We studied 20,835 overweight and obese participants in the Dutch part of the European Investigation into Cancer and Nutrition (EPIC-NL) study. Dietary intake was measured using a validated food frequency questionnaire, and dietary patterns were generated using factor analysis. Incident type 2 diabetes was verified against medical records. Cox proportional hazards models were used to assess the association between the dietary patterns (factor scores categorized in quartiles) and incident type 2 diabetes.

Results

Scoring on Pattern 1, characterized by fish, wine, chicken, raw vegetables and fruit juices, was not associated with type 2 diabetes risk after confounder adjustment. A high score on Pattern 2, characterized by soft drinks, fries and snacks, was associated with higher risk of type 2 diabetes (HR Q4 vs. Q1 (95 % CI): 1.70 (1.31; 2.20), ptrend ≤ 0.0001), particularly among less active individuals [less active: HR Q4 vs. Q1 (95 % CI): 2.14 (1.48; 3.09), ptrend = 0.00004, more active: HR Q4 vs. Q1 (95 % CI): 1.35 (0.93; 1.97), ptrend = 0.01; pinteraction = 0.02].

Conclusions

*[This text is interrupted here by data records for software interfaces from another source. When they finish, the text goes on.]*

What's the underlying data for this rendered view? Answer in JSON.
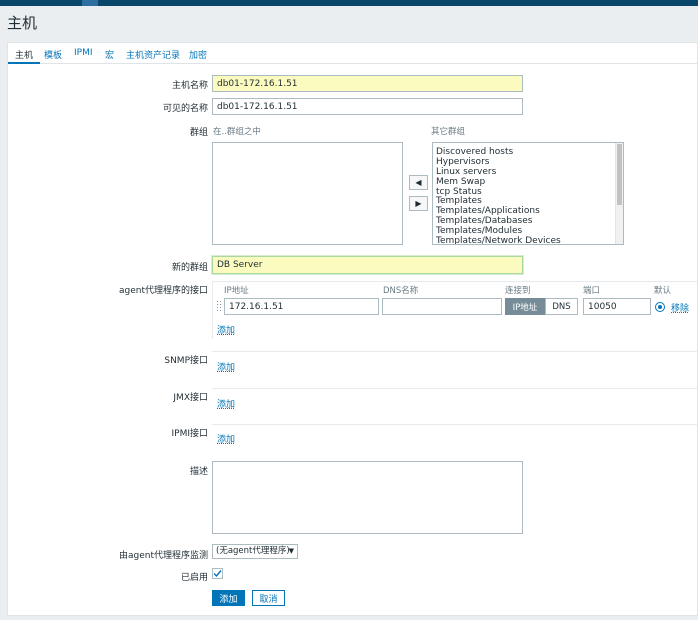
{
  "page_title": "主机",
  "tabs": [
    "主机",
    "模板",
    "IPMI",
    "宏",
    "主机资产记录",
    "加密"
  ],
  "form": {
    "host_name_label": "主机名称",
    "host_name_value": "db01-172.16.1.51",
    "visible_name_label": "可见的名称",
    "visible_name_value": "db01-172.16.1.51",
    "groups_label": "群组",
    "in_groups_header": "在..群组之中",
    "other_groups_header": "其它群组",
    "other_groups": [
      "Discovered hosts",
      "Hypervisors",
      "Linux servers",
      "Mem Swap",
      "tcp Status",
      "Templates",
      "Templates/Applications",
      "Templates/Databases",
      "Templates/Modules",
      "Templates/Network Devices"
    ],
    "new_group_label": "新的群组",
    "new_group_value": "DB Server",
    "agent_iface_label": "agent代理程序的接口",
    "iface_headers": {
      "ip": "IP地址",
      "dns": "DNS名称",
      "connect_to": "连接到",
      "port": "端口",
      "default": "默认"
    },
    "agent_iface": {
      "ip": "172.16.1.51",
      "dns": "",
      "connect_ip_label": "IP地址",
      "connect_dns_label": "DNS",
      "port": "10050",
      "remove_label": "移除"
    },
    "add_label": "添加",
    "snmp_label": "SNMP接口",
    "jmx_label": "JMX接口",
    "ipmi_label": "IPMI接口",
    "description_label": "描述",
    "description_value": "",
    "monitored_by_label": "由agent代理程序监测",
    "monitored_by_value": "(无agent代理程序)",
    "enabled_label": "已启用",
    "enabled": true,
    "submit_label": "添加",
    "cancel_label": "取消"
  },
  "colors": {
    "accent": "#0275b8",
    "header": "#0a466a",
    "highlight_field": "#fbfbbf"
  },
  "icons": {
    "move_right": "triangle-left-icon",
    "move_left": "triangle-right-icon",
    "drag": "drag-handle-icon",
    "check": "checkmark-icon",
    "dropdown": "caret-down-icon"
  }
}
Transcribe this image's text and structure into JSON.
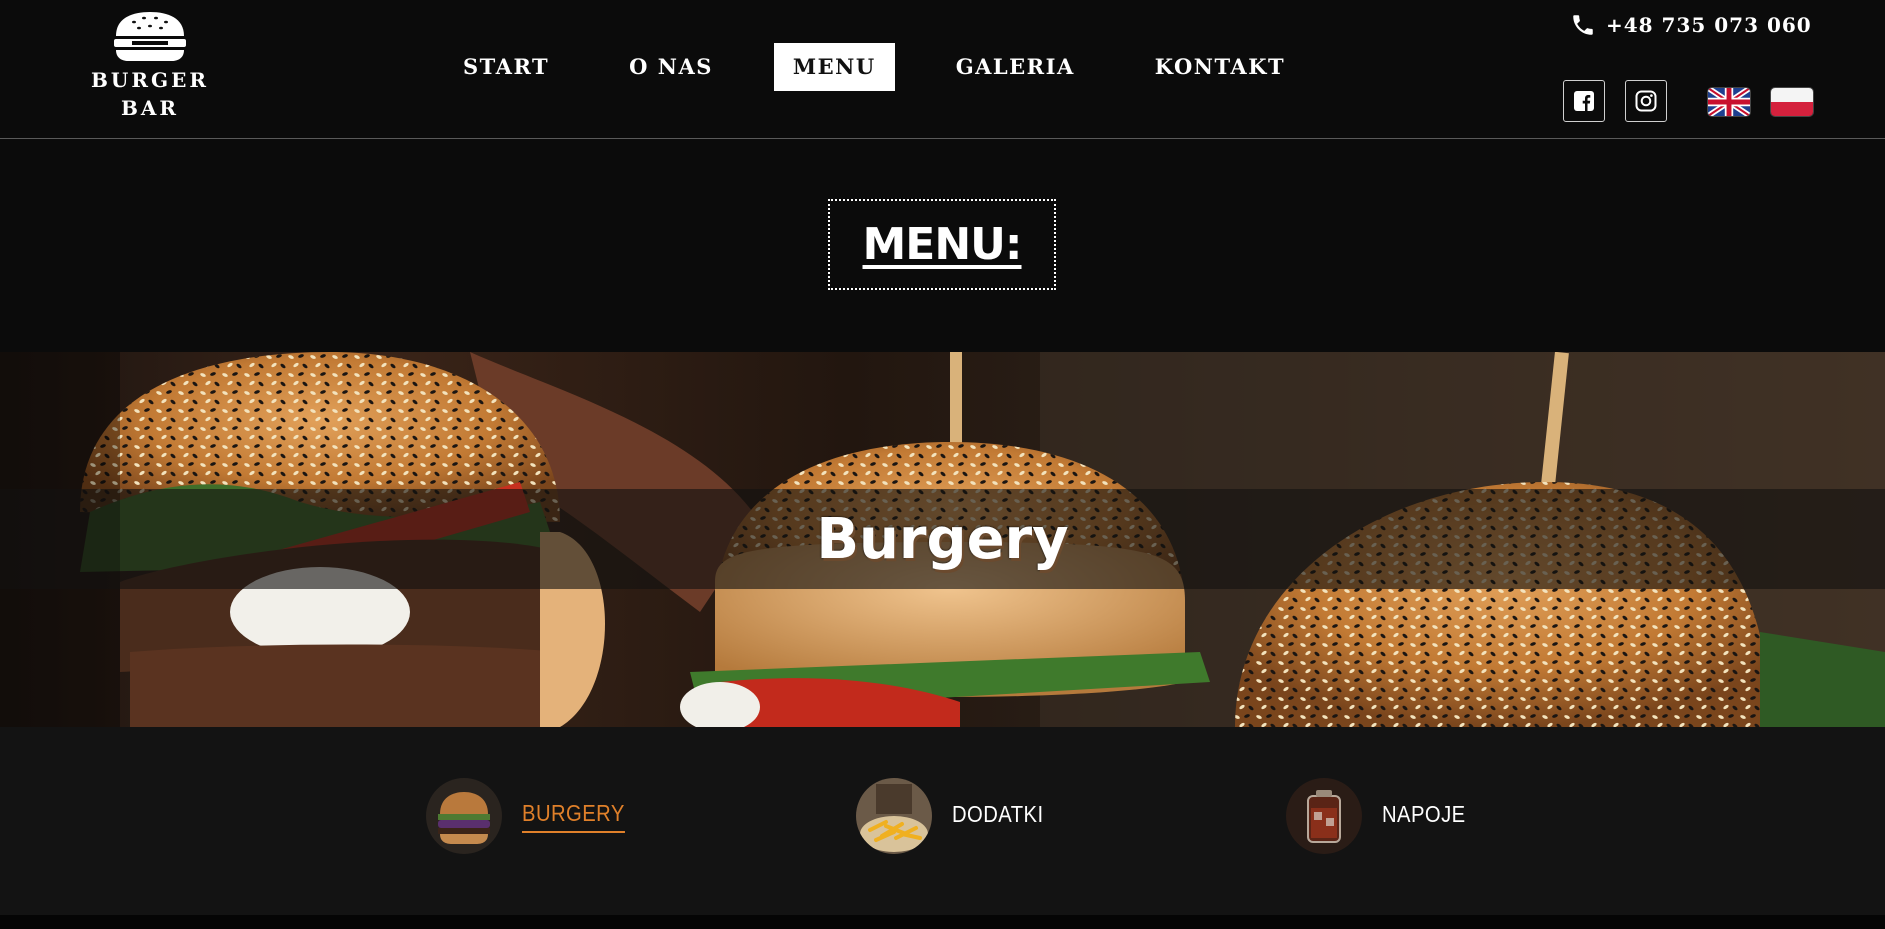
{
  "brand": {
    "logo_line1": "BURGER",
    "logo_line2": "BAR"
  },
  "nav": {
    "items": [
      {
        "label": "START"
      },
      {
        "label": "O NAS"
      },
      {
        "label": "MENU",
        "active": true
      },
      {
        "label": "GALERIA"
      },
      {
        "label": "KONTAKT"
      }
    ]
  },
  "contact": {
    "phone": "+48 735 073 060"
  },
  "social": {
    "facebook_icon": "facebook-icon",
    "instagram_icon": "instagram-icon"
  },
  "languages": [
    {
      "code": "en",
      "icon": "uk-flag"
    },
    {
      "code": "pl",
      "icon": "poland-flag"
    }
  ],
  "menu_section": {
    "title": "MENU:"
  },
  "hero": {
    "title": "Burgery"
  },
  "categories": [
    {
      "label": "BURGERY",
      "active": true,
      "thumb": "burger-thumb"
    },
    {
      "label": "DODATKI",
      "active": false,
      "thumb": "fries-thumb"
    },
    {
      "label": "NAPOJE",
      "active": false,
      "thumb": "drink-thumb"
    }
  ],
  "colors": {
    "background": "#0b0b0b",
    "accent": "#e0802a",
    "panel": "#131313"
  }
}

A high score on a pattern high in soft drinks, fries and snacks and low in fruit and vegetables was associated with higher risk of type 2 diabetes in overweight and obese subjects especially among physically less active individuals.

Keywords

Dietary patternType 2 diabetesObesityEpidemiology

Copyright information

© Springer-Verlag 2012